National rail operator KTM Bhd (KTMB) is mulling over plans to set up KTM Thailand in a bid to expand its cargo and passenger business in the land of smiles.
“We had discussion early this year (with the Thai authorities), and we hope it could be set up by next year with the focus on expanding our cargo division and passenger service,” said KTMB president Dr Aminuddin Adnan at the opening of the 32nd KTMB-State Railway of Thailand Joint Conference.
He said leveraging on KTMB’s good relationship and existing cooperation with Thailand, the group was looking beyond the local shores ever since it ceased operations at the Tanjung Pagar station in Singapore, which had been in operation for the last 79 years.
“Discussions recently with Thai shippers especially the ones in southern Thailand indicate that there are a lot of rubber products that they want to deliver to global customers through our ports, and this presents a big opportunity for us, its just that right now we don’t have the capacity to do that,” he said.
He said KTMB would be looking to increase its cargo division’s revenue by 10% to 20% in the near term, and would strive to gain more in the longer term.
“Our cargo business was consolidated from three subsidiaries, namely Multimodal Freight Sdn Bhd, KTM Distribution Sdn Bhd and Cargo Division, and we hope to expand our business aggressively next year, especially on our landbridge service and cargo business.
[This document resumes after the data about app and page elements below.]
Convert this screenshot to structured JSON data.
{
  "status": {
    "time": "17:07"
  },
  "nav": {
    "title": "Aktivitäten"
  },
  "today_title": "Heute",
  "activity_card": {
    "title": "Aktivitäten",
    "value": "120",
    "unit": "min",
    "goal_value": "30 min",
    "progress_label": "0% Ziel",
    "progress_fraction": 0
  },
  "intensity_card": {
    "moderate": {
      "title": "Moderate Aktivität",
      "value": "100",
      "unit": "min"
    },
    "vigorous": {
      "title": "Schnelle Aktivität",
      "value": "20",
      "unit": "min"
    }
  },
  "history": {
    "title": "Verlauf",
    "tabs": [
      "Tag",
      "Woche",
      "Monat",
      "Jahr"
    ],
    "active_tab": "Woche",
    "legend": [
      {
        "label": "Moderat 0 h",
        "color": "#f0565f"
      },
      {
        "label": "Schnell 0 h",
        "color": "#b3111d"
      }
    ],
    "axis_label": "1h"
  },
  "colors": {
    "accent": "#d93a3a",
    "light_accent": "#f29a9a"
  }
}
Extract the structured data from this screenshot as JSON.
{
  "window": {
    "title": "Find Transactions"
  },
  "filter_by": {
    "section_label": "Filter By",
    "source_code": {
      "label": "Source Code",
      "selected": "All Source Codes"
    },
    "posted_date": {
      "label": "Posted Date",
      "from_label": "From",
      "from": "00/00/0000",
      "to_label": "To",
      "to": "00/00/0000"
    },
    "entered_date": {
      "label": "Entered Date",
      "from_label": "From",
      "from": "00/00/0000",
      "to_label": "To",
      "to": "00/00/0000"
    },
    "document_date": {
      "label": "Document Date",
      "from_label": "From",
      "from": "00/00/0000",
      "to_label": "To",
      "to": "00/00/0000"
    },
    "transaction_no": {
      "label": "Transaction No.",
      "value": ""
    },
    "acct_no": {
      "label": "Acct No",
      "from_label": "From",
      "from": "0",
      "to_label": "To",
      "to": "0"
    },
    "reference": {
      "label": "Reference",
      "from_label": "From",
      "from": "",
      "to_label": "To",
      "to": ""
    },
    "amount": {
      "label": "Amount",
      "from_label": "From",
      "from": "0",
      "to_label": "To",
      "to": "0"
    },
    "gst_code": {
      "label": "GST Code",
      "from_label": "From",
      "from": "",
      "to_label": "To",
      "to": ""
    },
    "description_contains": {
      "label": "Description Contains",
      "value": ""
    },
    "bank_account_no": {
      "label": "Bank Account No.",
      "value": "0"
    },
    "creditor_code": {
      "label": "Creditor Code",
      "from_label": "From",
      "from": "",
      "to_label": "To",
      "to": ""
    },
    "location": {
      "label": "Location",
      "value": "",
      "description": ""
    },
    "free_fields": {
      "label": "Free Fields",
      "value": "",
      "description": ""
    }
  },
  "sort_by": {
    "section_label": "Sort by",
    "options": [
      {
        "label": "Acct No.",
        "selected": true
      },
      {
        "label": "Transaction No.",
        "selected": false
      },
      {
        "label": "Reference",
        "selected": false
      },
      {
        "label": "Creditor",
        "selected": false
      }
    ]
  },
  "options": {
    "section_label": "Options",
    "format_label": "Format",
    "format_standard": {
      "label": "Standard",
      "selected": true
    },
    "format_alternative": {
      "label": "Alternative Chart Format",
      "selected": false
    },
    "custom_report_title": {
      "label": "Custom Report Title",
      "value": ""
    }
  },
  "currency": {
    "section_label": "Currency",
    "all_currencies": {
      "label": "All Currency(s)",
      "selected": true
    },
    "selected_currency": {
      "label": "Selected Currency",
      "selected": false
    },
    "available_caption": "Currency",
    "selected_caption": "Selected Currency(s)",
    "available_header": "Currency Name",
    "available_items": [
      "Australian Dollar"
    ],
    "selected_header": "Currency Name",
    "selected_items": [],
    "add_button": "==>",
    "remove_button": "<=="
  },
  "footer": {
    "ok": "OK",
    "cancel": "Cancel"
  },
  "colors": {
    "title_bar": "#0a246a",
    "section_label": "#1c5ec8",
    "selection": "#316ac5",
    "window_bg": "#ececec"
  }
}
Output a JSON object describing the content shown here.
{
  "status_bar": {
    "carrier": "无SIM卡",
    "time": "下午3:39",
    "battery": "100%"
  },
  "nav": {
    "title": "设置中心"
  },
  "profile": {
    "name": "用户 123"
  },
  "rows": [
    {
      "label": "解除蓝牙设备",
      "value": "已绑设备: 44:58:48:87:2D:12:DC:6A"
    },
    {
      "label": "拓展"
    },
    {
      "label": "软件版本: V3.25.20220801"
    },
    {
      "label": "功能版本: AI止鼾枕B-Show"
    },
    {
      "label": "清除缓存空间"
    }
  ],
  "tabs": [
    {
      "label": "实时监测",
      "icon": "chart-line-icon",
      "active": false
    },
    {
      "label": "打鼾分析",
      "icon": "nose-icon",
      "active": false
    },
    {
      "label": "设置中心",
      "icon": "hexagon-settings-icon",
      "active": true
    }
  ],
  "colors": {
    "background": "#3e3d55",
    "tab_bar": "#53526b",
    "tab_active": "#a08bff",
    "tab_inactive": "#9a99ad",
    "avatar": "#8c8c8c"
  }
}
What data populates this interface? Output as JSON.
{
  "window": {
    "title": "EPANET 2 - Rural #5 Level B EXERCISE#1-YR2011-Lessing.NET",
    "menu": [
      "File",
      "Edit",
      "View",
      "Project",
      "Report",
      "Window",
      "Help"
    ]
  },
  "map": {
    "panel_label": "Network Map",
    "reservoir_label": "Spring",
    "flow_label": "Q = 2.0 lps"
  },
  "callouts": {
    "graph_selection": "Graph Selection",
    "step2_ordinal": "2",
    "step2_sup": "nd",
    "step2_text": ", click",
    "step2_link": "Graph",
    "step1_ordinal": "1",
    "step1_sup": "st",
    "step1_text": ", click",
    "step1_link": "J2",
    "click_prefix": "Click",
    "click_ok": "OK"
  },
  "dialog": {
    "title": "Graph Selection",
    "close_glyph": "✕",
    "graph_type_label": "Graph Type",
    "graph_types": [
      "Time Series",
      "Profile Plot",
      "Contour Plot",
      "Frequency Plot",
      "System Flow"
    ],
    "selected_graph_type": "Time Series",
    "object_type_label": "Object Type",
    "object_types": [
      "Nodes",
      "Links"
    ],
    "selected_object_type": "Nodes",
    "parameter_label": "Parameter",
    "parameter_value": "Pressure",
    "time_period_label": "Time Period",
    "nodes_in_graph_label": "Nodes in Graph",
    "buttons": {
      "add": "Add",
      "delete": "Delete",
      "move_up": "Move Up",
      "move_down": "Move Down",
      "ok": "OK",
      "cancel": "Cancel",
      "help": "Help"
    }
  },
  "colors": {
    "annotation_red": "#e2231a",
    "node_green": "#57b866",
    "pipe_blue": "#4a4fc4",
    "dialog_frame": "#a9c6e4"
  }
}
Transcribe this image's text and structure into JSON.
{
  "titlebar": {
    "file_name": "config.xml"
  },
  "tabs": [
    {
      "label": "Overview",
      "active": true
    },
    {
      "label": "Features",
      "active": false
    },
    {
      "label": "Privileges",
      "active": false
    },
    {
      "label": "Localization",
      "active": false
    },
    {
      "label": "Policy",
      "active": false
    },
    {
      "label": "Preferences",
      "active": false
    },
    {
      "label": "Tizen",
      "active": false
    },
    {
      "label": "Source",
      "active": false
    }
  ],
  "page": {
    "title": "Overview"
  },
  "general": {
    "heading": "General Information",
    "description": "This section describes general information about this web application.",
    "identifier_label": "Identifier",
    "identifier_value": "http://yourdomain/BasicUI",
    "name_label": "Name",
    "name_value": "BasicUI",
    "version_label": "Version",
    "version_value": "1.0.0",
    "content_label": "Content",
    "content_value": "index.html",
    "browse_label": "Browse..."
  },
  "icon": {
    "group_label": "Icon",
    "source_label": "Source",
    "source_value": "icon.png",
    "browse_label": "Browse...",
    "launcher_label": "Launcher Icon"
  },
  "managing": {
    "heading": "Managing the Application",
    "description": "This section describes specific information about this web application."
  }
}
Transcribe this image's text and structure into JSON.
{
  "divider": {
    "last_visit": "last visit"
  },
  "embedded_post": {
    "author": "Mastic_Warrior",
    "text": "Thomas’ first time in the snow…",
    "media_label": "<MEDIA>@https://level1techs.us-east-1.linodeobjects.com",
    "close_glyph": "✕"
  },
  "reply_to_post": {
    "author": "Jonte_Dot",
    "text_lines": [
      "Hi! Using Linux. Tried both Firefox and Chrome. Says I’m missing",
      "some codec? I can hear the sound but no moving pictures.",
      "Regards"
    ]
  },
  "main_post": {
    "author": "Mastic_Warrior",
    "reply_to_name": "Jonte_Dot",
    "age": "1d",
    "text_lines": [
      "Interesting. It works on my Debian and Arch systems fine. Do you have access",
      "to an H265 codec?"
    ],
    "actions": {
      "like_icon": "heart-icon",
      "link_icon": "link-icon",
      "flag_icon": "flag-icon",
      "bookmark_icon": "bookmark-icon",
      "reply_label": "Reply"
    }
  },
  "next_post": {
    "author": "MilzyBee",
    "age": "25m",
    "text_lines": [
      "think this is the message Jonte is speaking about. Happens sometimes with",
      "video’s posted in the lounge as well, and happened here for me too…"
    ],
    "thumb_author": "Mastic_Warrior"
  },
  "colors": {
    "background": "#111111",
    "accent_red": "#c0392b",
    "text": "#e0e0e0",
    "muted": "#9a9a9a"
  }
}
“To increase our capacity for the cargo and passenger service, we have to invest in some new locomotives, and because Thailand is still using the old standard 16 tonne axle, KTMB have to procure locomotives with that capacity, even though it is lower than what is required in Malaysia, as we have improved our own infrastructure with the double-tracking project,” he said.
In the long term for KTM Thailand, the national railway operator may procure up to 40 locomotives to support its operations in Thailand, with half of the locomotives to be used for cargo services.
“This kind of investments are big investments and we are still inviting interested parties to supply these 40 locomotives, and it will be done through leasing or direct purchase,” he said without revealing any investment value the group was looking at.
However, Aminuddin said the group was leaning more on to the leasing option as an investing means to cater for the foreseeable huge demand coming from the country in the future. As an indication to the investment value, he said one locomotive would cost around RM15mil to RM20mil each.
“If the business plan for the cargo division is ready by this year, we will be looking to try to get these new locomotives soon so that we can expand the business.
“Our capacity will also be increased upon the completion of the Ipoh-Padang Besar electrified double-tracking rail project which would allow us to produce more turnaround from the cargo chain without having to increase the number of locomotives and wagons locally.”
He said with the extra capacity KTMB could carry from Padang Besar to Port Klang, it would be a shot in the arm for its landbridge business which had seen a decline in the last few years.
KTMB’s landbridge business is its unique selling point that provides clients with a speedier access to ports that would eventually have their products make their way into the global supply chain. As a comparison, the journey between Bangkok and Tanah Merah by rail would only take 40 hours compared with the all-water movement from Bangkok to Port Klang, which would take seven days.
“We have very good port facilities in Malaysia which they don’t have in southern Thailand, and we are in a position to capitalise on that,” he said.
Poised to be a strategically located regional player, KTMB is hoping to expand its cargo and passenger service business in Thailand and grow in tandem with the completion of the Singapore-Kunming Rail Link which would open up direct access to other Asean countries, including Cambodia, Laos, and Vietnam.
On its passenger service, Aminuddin said KTMB was trying to create a niche market segment to cater for tourists which would involve a route similar to the Eastern and Oriental Express luxury train currently operating from Laos to Singapore and vice versa.